A Yorkshire firm, Jowett was most famous in the north of England. With a top speed of 65 mph the Jupiter wasn’t fast but it was reliable and durable. I think it looks rather sleek too. It cost £197. 10s. The precision of the pricing at 2 shillings shy of £198 proves clever marketing ploys have always been with us.
This Lagonda was a beast of a motorcar. The wheelbase was over 11ft long. It had the power to haul all that weight to over 100 mph without sacrificing a jot of the extreme comfort you’d expect from a car designed by W.O. Bentley. Only 278 were produced. No wonder it commanded the eye-watering price of £1,550.
Alvis made its reputation with fast and elegant sports cars. This 1934-36 model could boast 90 mph and cost £850.
This Armstrong-Siddeley from 1935 boasted 90 mph and was said to be well built, easy to drive and comfortable. It cost £425.
The “Goodwood” Saloon was aimed at the middle-classes costing £318. With a top speed of stately 65 mph it looks perfect for a stylish day out to the races.
The Ruby was a 2-seater tourer built between 1935-36. At £235 it sold well. I’d have gone for one in a nicer colour.
BSA made guns and bicycles before turning to cars in 1907. In 1935 the 10 Fixed-Head Coupé model had a top speed of 60 mph and cost a pretty reasonable £285.
This car undoubtedly has a French panache about it. I love the way it all looks oozed together. It could reach 70 mph but I doubt people bought it for speed, more design. It cost £248. If I’d been around in 1935 I’d have saved up all my pennies for it.
A car with all the aristocratic qualities of silence, style and smoothness. It could purr up to 70 mph. Yours for £465.
Daimler was famous for the quality of their coachbuilding. This sports car boasted smooth cruising at 70 mph in almost perfect silence. Only 180 were produced. With a 1935 price-tag of £995 you would certainly be paying for class.
Standard isn’t an exciting name for a motorcar company but their V-8 Saloon has all the soft lines of a Citroen and looks good on it. Top speed of 82 mph and a cost of £319.
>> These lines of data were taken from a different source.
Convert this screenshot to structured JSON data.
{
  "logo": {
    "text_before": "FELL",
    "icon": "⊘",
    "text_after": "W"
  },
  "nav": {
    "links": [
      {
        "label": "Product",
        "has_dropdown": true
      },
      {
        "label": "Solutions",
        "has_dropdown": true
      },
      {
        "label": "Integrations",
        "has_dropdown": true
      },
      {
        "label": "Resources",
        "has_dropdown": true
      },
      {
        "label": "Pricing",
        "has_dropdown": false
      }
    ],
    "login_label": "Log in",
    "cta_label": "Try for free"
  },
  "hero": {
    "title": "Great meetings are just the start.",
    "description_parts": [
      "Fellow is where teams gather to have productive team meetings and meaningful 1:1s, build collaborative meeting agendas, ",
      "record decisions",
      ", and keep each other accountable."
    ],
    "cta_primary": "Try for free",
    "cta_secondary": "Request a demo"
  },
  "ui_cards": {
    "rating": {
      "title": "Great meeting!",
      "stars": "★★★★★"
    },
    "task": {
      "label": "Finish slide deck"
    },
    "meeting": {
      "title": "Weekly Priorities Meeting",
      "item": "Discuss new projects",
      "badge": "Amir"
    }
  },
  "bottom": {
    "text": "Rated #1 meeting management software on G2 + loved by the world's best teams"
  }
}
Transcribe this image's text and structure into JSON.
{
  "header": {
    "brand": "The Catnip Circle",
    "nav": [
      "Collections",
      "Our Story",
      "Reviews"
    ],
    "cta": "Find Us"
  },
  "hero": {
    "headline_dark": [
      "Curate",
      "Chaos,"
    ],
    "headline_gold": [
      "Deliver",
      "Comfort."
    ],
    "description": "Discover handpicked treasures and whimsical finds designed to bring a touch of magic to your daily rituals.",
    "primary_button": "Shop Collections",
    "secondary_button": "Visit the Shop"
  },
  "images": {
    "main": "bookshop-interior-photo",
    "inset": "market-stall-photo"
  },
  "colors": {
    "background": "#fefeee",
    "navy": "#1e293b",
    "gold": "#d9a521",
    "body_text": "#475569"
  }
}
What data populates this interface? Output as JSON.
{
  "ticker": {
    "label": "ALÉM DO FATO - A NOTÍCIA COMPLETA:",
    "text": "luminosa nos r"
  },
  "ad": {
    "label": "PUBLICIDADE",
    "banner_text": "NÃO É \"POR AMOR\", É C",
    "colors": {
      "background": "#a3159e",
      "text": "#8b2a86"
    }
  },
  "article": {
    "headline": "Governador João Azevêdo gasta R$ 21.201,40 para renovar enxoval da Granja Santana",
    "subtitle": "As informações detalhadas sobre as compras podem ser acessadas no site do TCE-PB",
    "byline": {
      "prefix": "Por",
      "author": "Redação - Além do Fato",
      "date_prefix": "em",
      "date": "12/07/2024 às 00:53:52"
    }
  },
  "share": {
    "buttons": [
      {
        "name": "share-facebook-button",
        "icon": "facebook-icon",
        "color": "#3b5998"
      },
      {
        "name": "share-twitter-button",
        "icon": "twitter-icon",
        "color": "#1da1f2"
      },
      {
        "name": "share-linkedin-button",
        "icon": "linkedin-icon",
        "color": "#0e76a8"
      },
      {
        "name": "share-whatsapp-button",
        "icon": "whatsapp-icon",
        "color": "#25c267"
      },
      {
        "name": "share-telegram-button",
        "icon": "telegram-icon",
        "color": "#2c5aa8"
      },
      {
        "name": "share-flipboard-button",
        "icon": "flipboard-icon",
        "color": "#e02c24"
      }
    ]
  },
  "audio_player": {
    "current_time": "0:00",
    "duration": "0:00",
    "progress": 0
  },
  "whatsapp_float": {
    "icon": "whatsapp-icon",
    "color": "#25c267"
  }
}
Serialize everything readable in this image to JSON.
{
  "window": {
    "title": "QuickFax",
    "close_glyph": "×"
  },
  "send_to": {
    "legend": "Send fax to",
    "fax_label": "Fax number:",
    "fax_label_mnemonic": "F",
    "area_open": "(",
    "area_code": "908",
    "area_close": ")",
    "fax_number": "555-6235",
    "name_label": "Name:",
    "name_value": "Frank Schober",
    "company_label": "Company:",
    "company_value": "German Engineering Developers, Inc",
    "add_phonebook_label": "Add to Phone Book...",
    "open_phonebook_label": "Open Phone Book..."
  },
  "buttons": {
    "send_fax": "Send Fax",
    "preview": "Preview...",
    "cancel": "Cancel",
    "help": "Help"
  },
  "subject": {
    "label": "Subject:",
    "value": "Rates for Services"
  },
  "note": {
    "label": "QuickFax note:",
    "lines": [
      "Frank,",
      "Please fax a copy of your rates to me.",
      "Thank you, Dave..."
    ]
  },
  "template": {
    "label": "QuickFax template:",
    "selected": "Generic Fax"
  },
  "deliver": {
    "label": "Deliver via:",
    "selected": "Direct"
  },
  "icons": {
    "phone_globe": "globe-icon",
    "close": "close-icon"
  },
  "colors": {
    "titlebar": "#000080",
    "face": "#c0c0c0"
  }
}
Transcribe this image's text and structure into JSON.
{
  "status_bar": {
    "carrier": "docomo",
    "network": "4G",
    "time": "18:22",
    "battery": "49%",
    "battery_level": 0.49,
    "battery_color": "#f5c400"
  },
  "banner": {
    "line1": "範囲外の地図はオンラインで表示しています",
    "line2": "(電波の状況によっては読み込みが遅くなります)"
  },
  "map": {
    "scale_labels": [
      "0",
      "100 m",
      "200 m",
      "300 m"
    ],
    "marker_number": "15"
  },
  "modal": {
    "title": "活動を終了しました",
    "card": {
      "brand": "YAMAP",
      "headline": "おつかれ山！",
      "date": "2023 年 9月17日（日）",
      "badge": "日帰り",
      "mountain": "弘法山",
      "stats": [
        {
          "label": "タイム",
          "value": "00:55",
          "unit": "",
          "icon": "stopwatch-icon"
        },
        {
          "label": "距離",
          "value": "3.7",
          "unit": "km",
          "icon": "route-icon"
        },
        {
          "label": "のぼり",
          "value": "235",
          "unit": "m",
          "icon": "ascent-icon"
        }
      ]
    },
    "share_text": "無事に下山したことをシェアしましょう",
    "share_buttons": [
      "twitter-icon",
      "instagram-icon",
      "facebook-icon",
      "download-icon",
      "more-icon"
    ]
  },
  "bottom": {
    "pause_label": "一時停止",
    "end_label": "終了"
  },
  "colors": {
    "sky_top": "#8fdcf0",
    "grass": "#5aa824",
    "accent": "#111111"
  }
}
I can just about remember these being driven by little old ladies who’d probably had them from new. At £100 in 1935 they were the only car most of the British middle-class could ever aspire to own.